> **Action item**:
Wherever a line in the records contains the word "title", return that line.

(Beginning of Material for this task)

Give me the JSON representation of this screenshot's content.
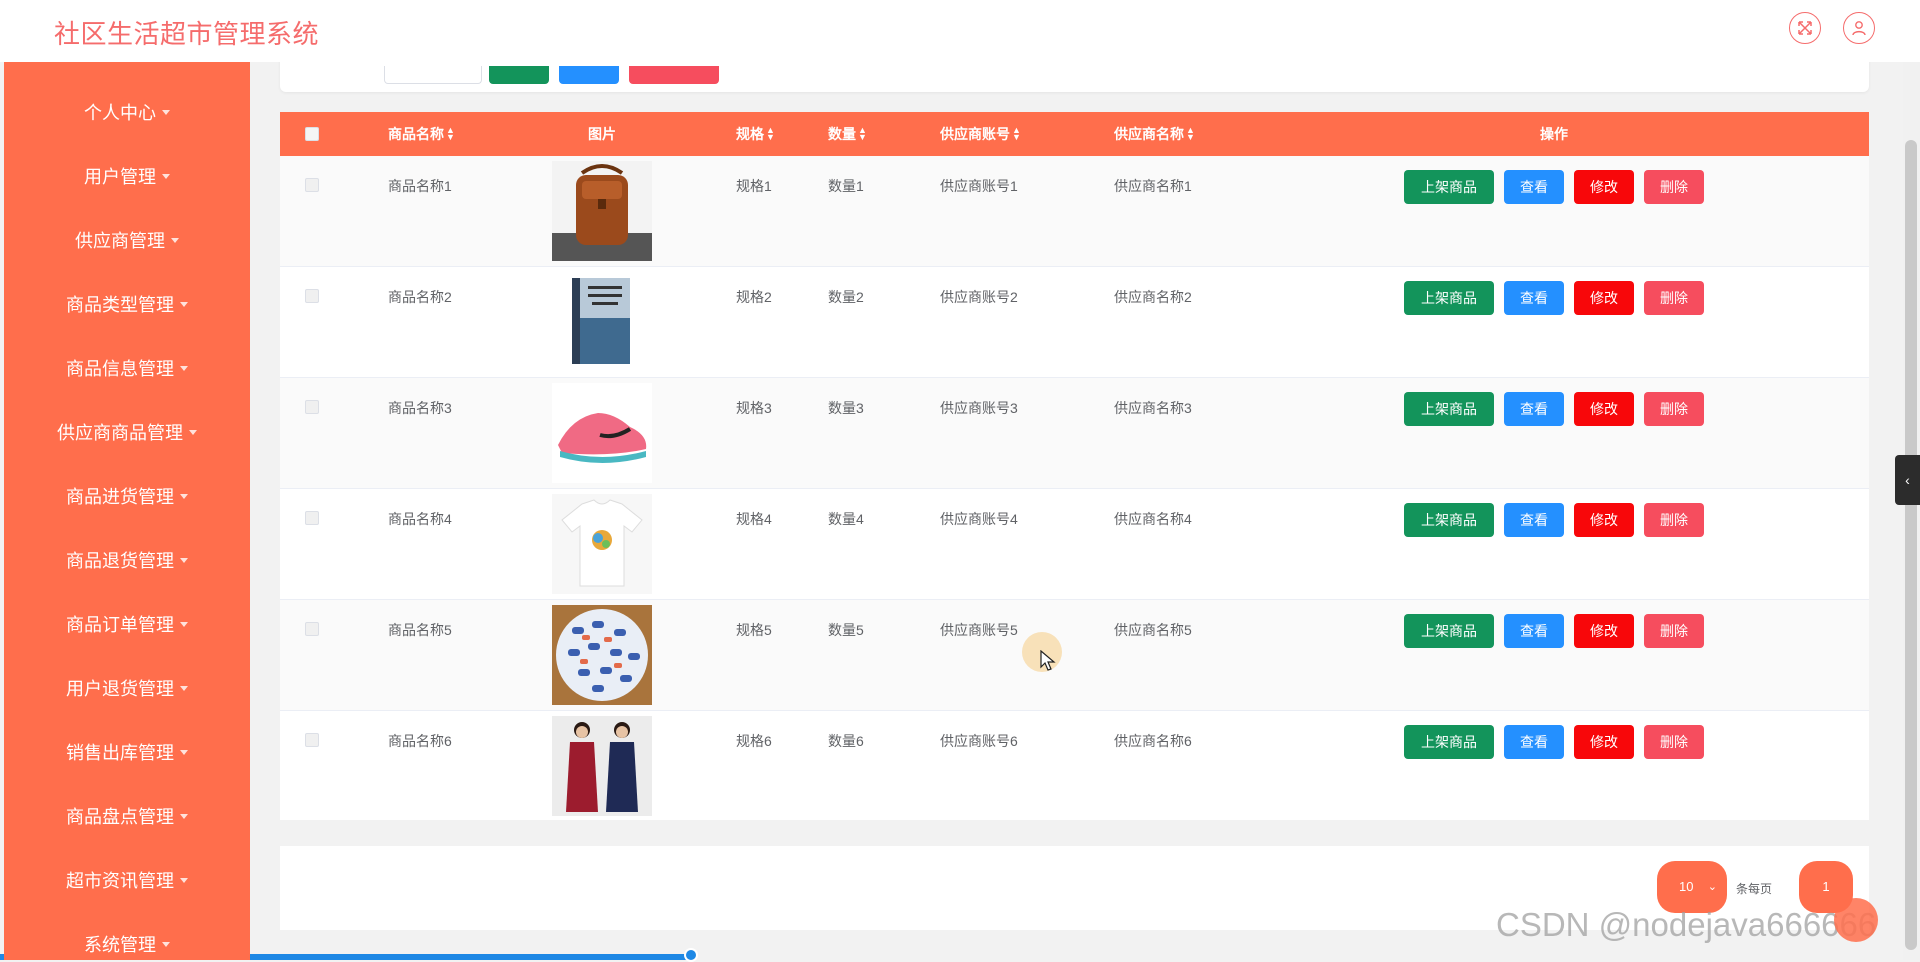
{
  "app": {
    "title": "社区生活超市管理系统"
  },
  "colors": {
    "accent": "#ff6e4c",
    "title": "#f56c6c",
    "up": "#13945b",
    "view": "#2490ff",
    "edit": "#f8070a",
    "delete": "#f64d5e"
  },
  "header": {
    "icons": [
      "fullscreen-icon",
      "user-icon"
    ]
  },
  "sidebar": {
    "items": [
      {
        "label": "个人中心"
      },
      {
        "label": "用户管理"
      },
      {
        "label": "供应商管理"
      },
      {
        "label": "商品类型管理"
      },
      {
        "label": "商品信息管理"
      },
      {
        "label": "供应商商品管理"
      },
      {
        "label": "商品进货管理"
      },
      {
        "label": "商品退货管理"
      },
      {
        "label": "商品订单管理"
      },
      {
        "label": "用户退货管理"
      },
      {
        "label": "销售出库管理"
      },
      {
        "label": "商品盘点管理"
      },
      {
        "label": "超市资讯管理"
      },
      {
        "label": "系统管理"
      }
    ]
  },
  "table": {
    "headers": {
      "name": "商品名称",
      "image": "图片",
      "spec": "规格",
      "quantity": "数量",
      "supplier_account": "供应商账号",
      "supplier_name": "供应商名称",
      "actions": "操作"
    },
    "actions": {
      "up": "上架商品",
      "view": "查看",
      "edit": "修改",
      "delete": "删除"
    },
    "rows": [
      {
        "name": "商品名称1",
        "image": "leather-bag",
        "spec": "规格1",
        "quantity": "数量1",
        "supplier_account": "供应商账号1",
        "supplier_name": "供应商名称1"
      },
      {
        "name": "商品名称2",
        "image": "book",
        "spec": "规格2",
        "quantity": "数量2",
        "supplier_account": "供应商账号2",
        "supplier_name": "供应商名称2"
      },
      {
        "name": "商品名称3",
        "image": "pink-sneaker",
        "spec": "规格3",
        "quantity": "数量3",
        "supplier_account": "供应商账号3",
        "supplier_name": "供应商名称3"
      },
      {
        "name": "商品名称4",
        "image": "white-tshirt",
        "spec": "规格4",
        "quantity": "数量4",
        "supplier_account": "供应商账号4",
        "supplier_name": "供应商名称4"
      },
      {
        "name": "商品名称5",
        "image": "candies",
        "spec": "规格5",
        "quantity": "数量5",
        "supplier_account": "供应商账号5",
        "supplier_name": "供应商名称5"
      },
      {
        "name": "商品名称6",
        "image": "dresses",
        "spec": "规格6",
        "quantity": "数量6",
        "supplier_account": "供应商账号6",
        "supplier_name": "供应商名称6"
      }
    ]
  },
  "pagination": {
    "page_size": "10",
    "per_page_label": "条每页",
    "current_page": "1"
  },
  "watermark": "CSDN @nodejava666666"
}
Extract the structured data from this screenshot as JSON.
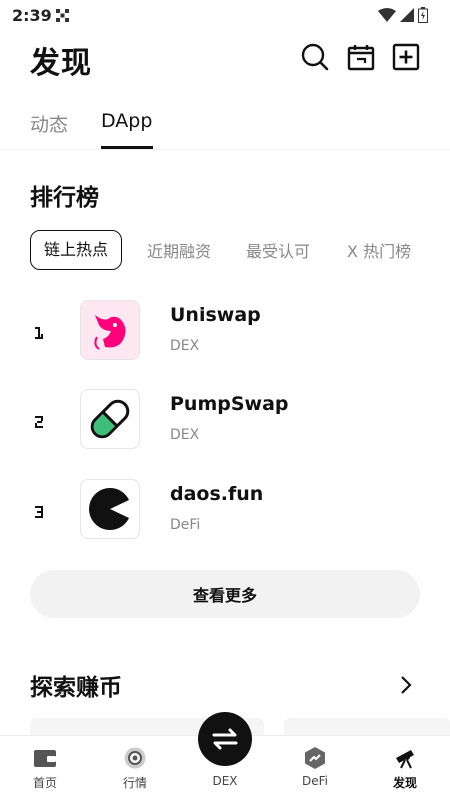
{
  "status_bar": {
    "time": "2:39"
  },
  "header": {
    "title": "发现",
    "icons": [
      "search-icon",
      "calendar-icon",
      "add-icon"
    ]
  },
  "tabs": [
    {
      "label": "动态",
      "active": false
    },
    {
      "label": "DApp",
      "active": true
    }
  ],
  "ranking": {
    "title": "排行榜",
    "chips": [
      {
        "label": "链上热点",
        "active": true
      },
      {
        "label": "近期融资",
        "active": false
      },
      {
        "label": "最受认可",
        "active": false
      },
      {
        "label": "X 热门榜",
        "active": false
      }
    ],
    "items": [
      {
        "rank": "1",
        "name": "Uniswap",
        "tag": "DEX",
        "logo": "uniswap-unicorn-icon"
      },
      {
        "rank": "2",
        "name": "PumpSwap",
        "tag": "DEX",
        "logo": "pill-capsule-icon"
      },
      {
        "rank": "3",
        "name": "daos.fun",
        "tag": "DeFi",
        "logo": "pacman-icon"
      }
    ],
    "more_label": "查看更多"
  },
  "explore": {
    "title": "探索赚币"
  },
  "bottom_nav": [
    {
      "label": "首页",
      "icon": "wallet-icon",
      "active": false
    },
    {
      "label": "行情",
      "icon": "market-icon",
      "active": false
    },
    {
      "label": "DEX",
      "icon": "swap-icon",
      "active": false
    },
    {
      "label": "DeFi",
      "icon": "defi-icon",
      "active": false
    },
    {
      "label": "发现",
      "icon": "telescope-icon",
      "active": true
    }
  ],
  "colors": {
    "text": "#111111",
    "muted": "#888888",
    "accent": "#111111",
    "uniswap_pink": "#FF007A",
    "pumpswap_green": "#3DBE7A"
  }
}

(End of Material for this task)

> **Answer space**:
    "title": "社区生活超市管理系统"
    "title": "#f56c6c",
    "title": "发现",
    "title": "排行榜",
    "title": "探索赚币"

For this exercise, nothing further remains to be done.